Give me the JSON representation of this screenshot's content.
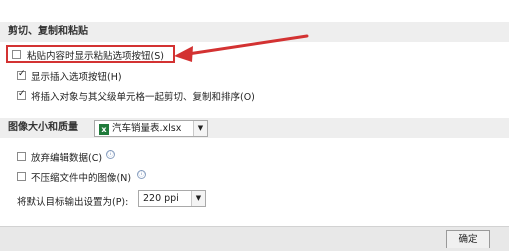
{
  "cut_copy_paste": {
    "header": "剪切、复制和粘贴",
    "options": [
      {
        "label": "粘贴内容时显示粘贴选项按钮(S)",
        "checked": false
      },
      {
        "label": "显示插入选项按钮(H)",
        "checked": true
      },
      {
        "label": "将插入对象与其父级单元格一起剪切、复制和排序(O)",
        "checked": true
      }
    ]
  },
  "image_size_quality": {
    "header": "图像大小和质量",
    "file_select": {
      "value": "汽车销量表.xlsx",
      "icon": "excel-file-icon"
    },
    "options": [
      {
        "label": "放弃编辑数据(C)",
        "checked": false,
        "info_icon": "ⓘ"
      },
      {
        "label": "不压缩文件中的图像(N)",
        "checked": false,
        "info_icon": "ⓘ"
      }
    ],
    "default_output_label": "将默认目标输出设置为(P):",
    "ppi_select": {
      "value": "220 ppi"
    }
  },
  "footer": {
    "ok_label": "确定"
  },
  "colors": {
    "highlight_border": "#d33232",
    "arrow": "#d33232"
  }
}
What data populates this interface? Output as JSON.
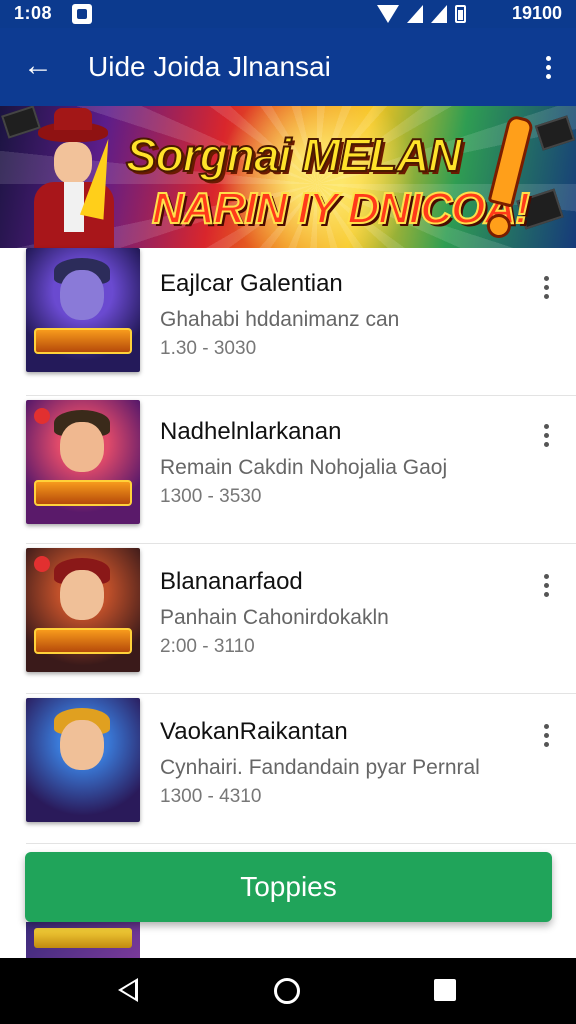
{
  "status_bar": {
    "time": "1:08",
    "right_text": "19100",
    "icons": [
      "notification-icon",
      "wifi-icon",
      "signal-icon",
      "signal-icon",
      "battery-icon"
    ]
  },
  "app_bar": {
    "title": "Uide Joida Jlnansai",
    "back_icon": "arrow-left-icon",
    "menu_icon": "more-vert-icon",
    "background": "#0d3b92"
  },
  "banner": {
    "line1": "Sorgnai MELAN",
    "line2": "NARIN IY DNICOA!"
  },
  "list": {
    "items": [
      {
        "title": "Eajlcar Galentian",
        "subtitle": "Ghahabi hddanimanz can",
        "meta": "1.30 - 3030"
      },
      {
        "title": "Nadhelnlarkanan",
        "subtitle": "Remain Cakdin Nohojalia Gaoj",
        "meta": "1300 - 3530"
      },
      {
        "title": "Blananarfaod",
        "subtitle": "Panhain Cahonirdokakln",
        "meta": "2:00 - 3110"
      },
      {
        "title": "VaokanRaikantan",
        "subtitle": "Cynhairi. Fandandain pyar Pernral",
        "meta": "1300 - 4310"
      }
    ]
  },
  "cta": {
    "label": "Toppies",
    "color": "#20a45a"
  },
  "nav_bar": {
    "icons": [
      "nav-back-icon",
      "nav-home-icon",
      "nav-recents-icon"
    ]
  }
}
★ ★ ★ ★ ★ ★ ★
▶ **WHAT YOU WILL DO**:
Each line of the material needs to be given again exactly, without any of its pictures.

▶ **REPLY**:
Give me the JSON representation of this screenshot's content.
{
  "cut_copy_paste": {
    "header": "剪切、复制和粘贴",
    "options": [
      {
        "label": "粘贴内容时显示粘贴选项按钮(S)",
        "checked": false
      },
      {
        "label": "显示插入选项按钮(H)",
        "checked": true
      },
      {
        "label": "将插入对象与其父级单元格一起剪切、复制和排序(O)",
        "checked": true
      }
    ]
  },
  "image_size_quality": {
    "header": "图像大小和质量",
    "file_select": {
      "value": "汽车销量表.xlsx",
      "icon": "excel-file-icon"
    },
    "options": [
      {
        "label": "放弃编辑数据(C)",
        "checked": false,
        "info_icon": "ⓘ"
      },
      {
        "label": "不压缩文件中的图像(N)",
        "checked": false,
        "info_icon": "ⓘ"
      }
    ],
    "default_output_label": "将默认目标输出设置为(P):",
    "ppi_select": {
      "value": "220 ppi"
    }
  },
  "footer": {
    "ok_label": "确定"
  },
  "colors": {
    "highlight_border": "#d33232",
    "arrow": "#d33232"
  }
}
What data populates this interface? Output as JSON.
{
  "status_bar": {
    "time": "1:08",
    "right_text": "19100",
    "icons": [
      "notification-icon",
      "wifi-icon",
      "signal-icon",
      "signal-icon",
      "battery-icon"
    ]
  },
  "app_bar": {
    "title": "Uide Joida Jlnansai",
    "back_icon": "arrow-left-icon",
    "menu_icon": "more-vert-icon",
    "background": "#0d3b92"
  },
  "banner": {
    "line1": "Sorgnai MELAN",
    "line2": "NARIN IY DNICOA!"
  },
  "list": {
    "items": [
      {
        "title": "Eajlcar Galentian",
        "subtitle": "Ghahabi hddanimanz can",
        "meta": "1.30 - 3030"
      },
      {
        "title": "Nadhelnlarkanan",
        "subtitle": "Remain Cakdin Nohojalia Gaoj",
        "meta": "1300 - 3530"
      },
      {
        "title": "Blananarfaod",
        "subtitle": "Panhain Cahonirdokakln",
        "meta": "2:00 - 3110"
      },
      {
        "title": "VaokanRaikantan",
        "subtitle": "Cynhairi. Fandandain pyar Pernral",
        "meta": "1300 - 4310"
      }
    ]
  },
  "cta": {
    "label": "Toppies",
    "color": "#20a45a"
  },
  "nav_bar": {
    "icons": [
      "nav-back-icon",
      "nav-home-icon",
      "nav-recents-icon"
    ]
  }
}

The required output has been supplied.